Year of Publication: 2017
Research Program: ODP Ocean Drilling Program
Key Words: 12 Stratigraphy, Historical Geology and Paleoecology; 18 Geophysics, Solid-Earth; Atlantic Ocean; Biostratigraphy; Calibration; Cenozoic; Chaotic behavior; Chemostratigraphy; Chron C22n; Chronostratigraphy; Climate change; Climate forcing; Cores; Correlation; Cosmochronology; Cyclic processes; Cyclostratigraphy; Demerara Rise; Distortion; Eccentricity; Eocene; Equatorial Atlantic; Global change; Global warming; Imagery; Isotopes; Leg 207; Leg 208; Lower Eocene; Magnetostratigraphy; Microfossils; Nannofossils; North Atlantic; Northwest Atlantic; ODP Site 1258; ODP Site 1262; ODP Site 1263; ODP Site 1265; ODP Site 1267; Ocean Drilling Program; Ocean floors; Orbital forcing; Paleocene-Eocene Thermal Maximum; Paleoclimatology; Paleogene; Paleomagnetism; Precession; Rates; Sea-floor spreading; Solar system; South Atlantic; Spectra; Stable isotopes; Statistical analysis; Stratigraphic boundary; Succession; Tertiary; Time scales; Variations; Walvis Ridge; West Atlantic; X-ray fluorescence spectra; Ypresian
Coordinates: N092600 N092600 W0544400 W0544400
S271100 S271100 E0013500 E0013400
S283200 S283200 E0024700 E0024700
S285000 S285000 E0023800 E0023800
S280600 S280600 E0014300 E0014200
Record ID: 2018003550
Copyright Information: GeoRef, Copyright 2018 American Geosciences Institute.
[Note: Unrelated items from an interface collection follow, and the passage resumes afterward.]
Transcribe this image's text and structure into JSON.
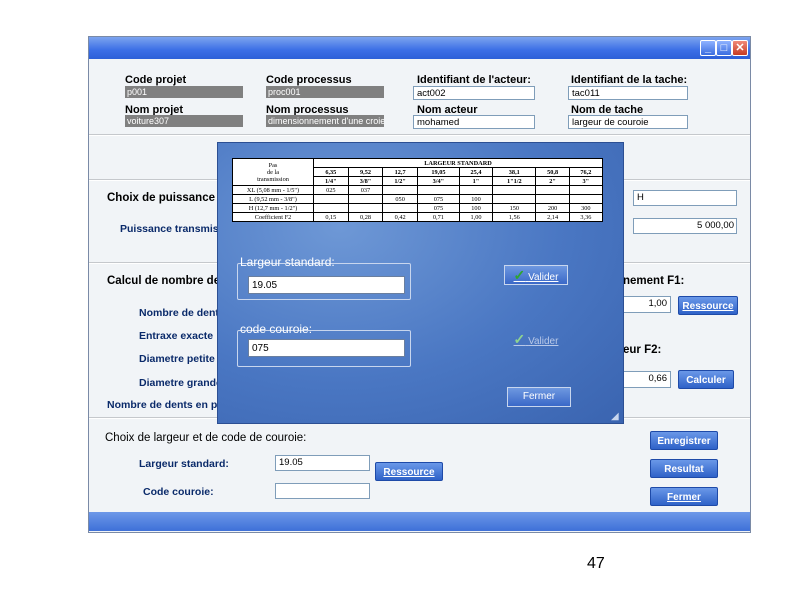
{
  "main": {
    "window_buttons": {
      "minimize": "_",
      "maximize": "□",
      "close": "✕"
    },
    "code_projet": {
      "label": "Code projet",
      "value": "p001"
    },
    "code_processus": {
      "label": "Code processus",
      "value": "proc001"
    },
    "identifiant_acteur": {
      "label": "Identifiant de l'acteur:",
      "value": "act002"
    },
    "identifiant_tache": {
      "label": "Identifiant de la tache:",
      "value": "tac011"
    },
    "nom_projet": {
      "label": "Nom projet",
      "value": "voiture307"
    },
    "nom_processus": {
      "label": "Nom processus",
      "value": "dimensionnement d'une croie"
    },
    "nom_acteur": {
      "label": "Nom acteur",
      "value": "mohamed"
    },
    "nom_tache": {
      "label": "Nom de tache",
      "value": "largeur de couroie"
    },
    "choix_puissance": {
      "label": "Choix de puissance ta",
      "right_value": "H"
    },
    "puissance_transmise": {
      "label": "Puissance transmissi",
      "value": "5 000,00"
    },
    "calcul_nombre": {
      "label": "Calcul de nombre de"
    },
    "nombre_dents": {
      "label": "Nombre de dent"
    },
    "entraxe": {
      "label": "Entraxe exacte :"
    },
    "diametre_petite": {
      "label": "Diametre petite"
    },
    "diametre_grande": {
      "label": "Diametre grande"
    },
    "nombre_dents_pr": {
      "label": "Nombre de dents en pr"
    },
    "f1": {
      "label": "nement F1:",
      "value": "1,00",
      "button": "Ressource"
    },
    "f2": {
      "label": "eur F2:",
      "value": "0,66",
      "button": "Calculer"
    },
    "choix_largeur": {
      "label": "Choix de largeur et de code de couroie:"
    },
    "largeur_standard": {
      "label": "Largeur standard:",
      "value": "19.05"
    },
    "code_couroie": {
      "label": "Code couroie:",
      "value": ""
    },
    "ressource_button": "Ressource",
    "enregistrer_button": "Enregistrer",
    "resultat_button": "Resultat",
    "fermer_button": "Fermer"
  },
  "dialog": {
    "table": {
      "header_pas": [
        "Pas",
        "de la",
        "transmission"
      ],
      "header_group": "LARGEUR STANDARD",
      "widths": [
        "6,35",
        "9,52",
        "12,7",
        "19,05",
        "25,4",
        "38,1",
        "50,8",
        "76,2"
      ],
      "inches": [
        "1/4\"",
        "3/8\"",
        "1/2\"",
        "3/4\"",
        "1\"",
        "1\"1/2",
        "2\"",
        "3\""
      ],
      "rows": [
        {
          "name": "XL (5,08 mm - 1/5\")",
          "cells": [
            "025",
            "037",
            "",
            "",
            "",
            "",
            "",
            ""
          ]
        },
        {
          "name": "L (9,52 mm - 3/8\")",
          "cells": [
            "",
            "",
            "050",
            "075",
            "100",
            "",
            "",
            ""
          ]
        },
        {
          "name": "H (12,7 mm - 1/2\")",
          "cells": [
            "",
            "",
            "",
            "075",
            "100",
            "150",
            "200",
            "300"
          ]
        },
        {
          "name": "Coefficient F2",
          "cells": [
            "0,15",
            "0,28",
            "0,42",
            "0,71",
            "1,00",
            "1,56",
            "2,14",
            "3,36"
          ]
        }
      ]
    },
    "largeur_group": {
      "label": "Largeur standard:",
      "value": "19.05"
    },
    "code_group": {
      "label": "code couroie:",
      "value": "075"
    },
    "valider1": "Valider",
    "valider2": "Valider",
    "fermer": "Fermer"
  },
  "page_number": "47"
}
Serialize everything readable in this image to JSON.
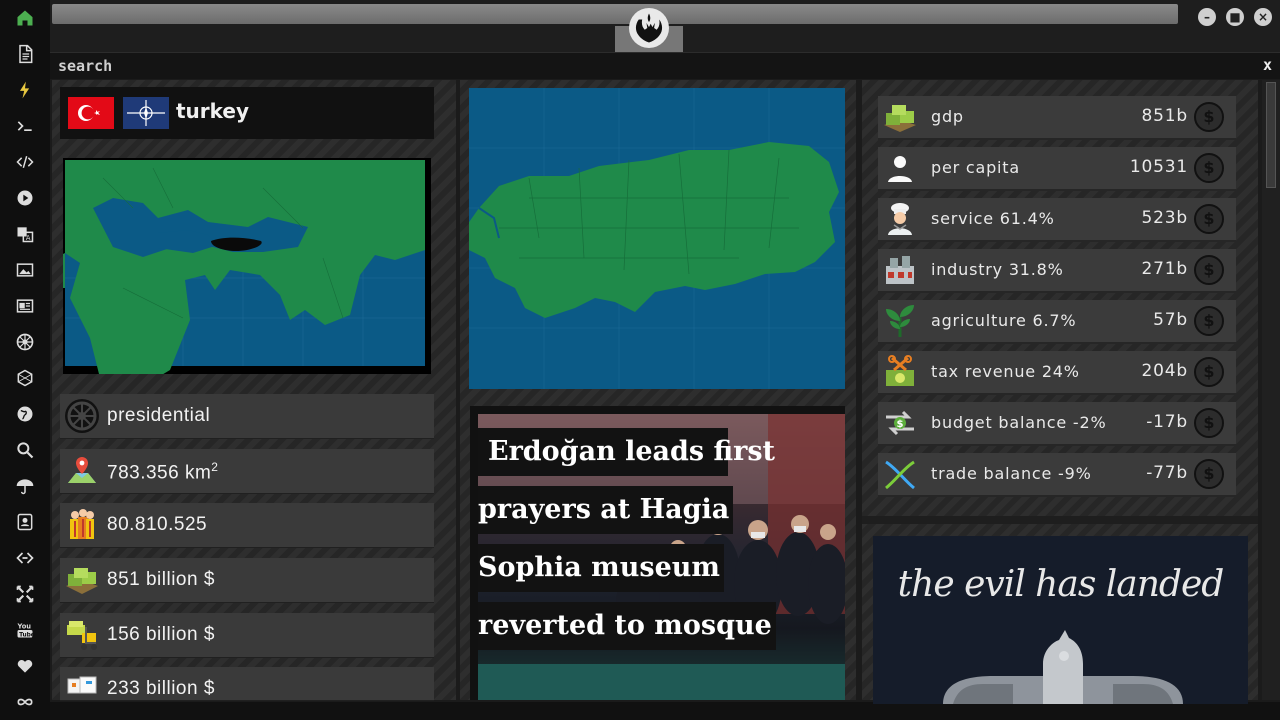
{
  "window": {
    "emblem": "rebel-alliance-emblem",
    "controls": [
      "minimize",
      "maximize",
      "close"
    ]
  },
  "sidebar": {
    "icons": [
      "home-icon",
      "document-icon",
      "lightning-icon",
      "terminal-icon",
      "code-icon",
      "play-icon",
      "translate-icon",
      "image-icon",
      "newspaper-icon",
      "empire-icon",
      "hexagon-icon",
      "globe-icon",
      "search-icon",
      "umbrella-icon",
      "contact-icon",
      "share-icon",
      "crosshair-icon",
      "youtube-icon",
      "heart-icon",
      "infinity-icon"
    ],
    "active_color": "#4caf50"
  },
  "search": {
    "label": "search",
    "close_label": "x"
  },
  "country": {
    "name": "turkey",
    "flags": [
      "turkey-flag",
      "nato-flag"
    ],
    "info": [
      {
        "icon": "empire-icon",
        "text": "presidential"
      },
      {
        "icon": "map-pin-icon",
        "text": "783.356 km",
        "sup": "2"
      },
      {
        "icon": "population-icon",
        "text": "80.810.525"
      },
      {
        "icon": "money-icon",
        "text": "851 billion $"
      },
      {
        "icon": "money-forklift-icon",
        "text": "156 billion $"
      },
      {
        "icon": "boxes-icon",
        "text": "233 billion $"
      }
    ]
  },
  "news": {
    "headline_lines": [
      "Erdoğan leads first",
      "prayers at Hagia",
      "Sophia museum",
      "reverted to mosque"
    ]
  },
  "economy": [
    {
      "icon": "money-stack-icon",
      "label": "gdp",
      "value": "851b",
      "currency": "$"
    },
    {
      "icon": "person-icon",
      "label": "per capita",
      "value": "10531",
      "currency": "$"
    },
    {
      "icon": "chef-icon",
      "label": "service 61.4%",
      "value": "523b",
      "currency": "$"
    },
    {
      "icon": "factory-icon",
      "label": "industry 31.8%",
      "value": "271b",
      "currency": "$"
    },
    {
      "icon": "sprout-icon",
      "label": "agriculture 6.7%",
      "value": "57b",
      "currency": "$"
    },
    {
      "icon": "tax-icon",
      "label": "tax revenue 24%",
      "value": "204b",
      "currency": "$"
    },
    {
      "icon": "balance-arrows-icon",
      "label": "budget balance -2%",
      "value": "-17b",
      "currency": "$"
    },
    {
      "icon": "trade-cross-icon",
      "label": "trade balance -9%",
      "value": "-77b",
      "currency": "$"
    }
  ],
  "poster": {
    "text": "the evil has landed"
  },
  "colors": {
    "map_water": "#0b5a86",
    "map_land": "#1f8a4a",
    "accent": "#4caf50",
    "panel": "#3a3a3a"
  }
}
Reference includes data from Copernicus Gesellschaft, Katlenburg-Lindau, Germany